§ ACTIVITY:
For each line in the records that contains "value", make a copy.

==================================================

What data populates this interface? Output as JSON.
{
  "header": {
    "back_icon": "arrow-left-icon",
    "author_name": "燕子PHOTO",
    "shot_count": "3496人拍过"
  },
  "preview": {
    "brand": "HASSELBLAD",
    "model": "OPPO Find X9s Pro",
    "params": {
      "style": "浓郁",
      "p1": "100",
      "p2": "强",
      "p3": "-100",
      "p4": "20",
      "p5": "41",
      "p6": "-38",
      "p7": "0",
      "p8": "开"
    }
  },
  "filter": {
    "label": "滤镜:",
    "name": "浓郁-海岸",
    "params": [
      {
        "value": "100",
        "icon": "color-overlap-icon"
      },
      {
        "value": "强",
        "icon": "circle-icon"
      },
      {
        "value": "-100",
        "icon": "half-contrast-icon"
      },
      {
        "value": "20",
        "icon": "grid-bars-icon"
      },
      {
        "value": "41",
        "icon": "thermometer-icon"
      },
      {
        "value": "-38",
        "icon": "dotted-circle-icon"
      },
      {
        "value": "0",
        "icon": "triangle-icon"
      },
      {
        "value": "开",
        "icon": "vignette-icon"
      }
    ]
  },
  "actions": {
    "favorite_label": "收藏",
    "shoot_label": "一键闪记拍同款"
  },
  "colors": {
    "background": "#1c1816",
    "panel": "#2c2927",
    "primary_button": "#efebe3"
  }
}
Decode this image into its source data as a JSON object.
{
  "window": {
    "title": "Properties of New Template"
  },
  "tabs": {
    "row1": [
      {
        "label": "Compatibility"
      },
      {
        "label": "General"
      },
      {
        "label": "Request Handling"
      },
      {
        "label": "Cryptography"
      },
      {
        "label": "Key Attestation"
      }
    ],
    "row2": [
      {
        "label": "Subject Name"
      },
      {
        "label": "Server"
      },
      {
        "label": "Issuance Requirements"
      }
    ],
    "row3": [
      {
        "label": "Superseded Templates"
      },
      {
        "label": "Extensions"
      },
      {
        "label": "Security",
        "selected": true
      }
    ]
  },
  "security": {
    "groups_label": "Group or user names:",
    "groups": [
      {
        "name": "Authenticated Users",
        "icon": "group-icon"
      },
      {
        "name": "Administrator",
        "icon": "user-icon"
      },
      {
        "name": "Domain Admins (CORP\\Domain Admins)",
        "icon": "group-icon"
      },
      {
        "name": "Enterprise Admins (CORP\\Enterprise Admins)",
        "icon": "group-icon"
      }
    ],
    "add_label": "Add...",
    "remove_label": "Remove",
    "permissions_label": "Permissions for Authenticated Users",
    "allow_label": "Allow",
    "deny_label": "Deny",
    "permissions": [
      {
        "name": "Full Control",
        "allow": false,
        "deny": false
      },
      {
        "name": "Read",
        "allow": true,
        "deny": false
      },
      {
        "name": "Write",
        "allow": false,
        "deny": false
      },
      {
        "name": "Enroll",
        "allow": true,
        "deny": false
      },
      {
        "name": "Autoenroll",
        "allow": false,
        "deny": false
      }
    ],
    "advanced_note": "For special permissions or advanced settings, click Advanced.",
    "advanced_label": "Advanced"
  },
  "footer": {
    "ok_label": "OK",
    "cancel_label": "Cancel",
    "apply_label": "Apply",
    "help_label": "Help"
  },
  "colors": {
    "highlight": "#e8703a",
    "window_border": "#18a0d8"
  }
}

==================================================

§ TASK SOLUTION:
        "value": "100",
        "value": "强",
        "value": "-100",
        "value": "20",
        "value": "41",
        "value": "-38",
        "value": "0",
        "value": "开",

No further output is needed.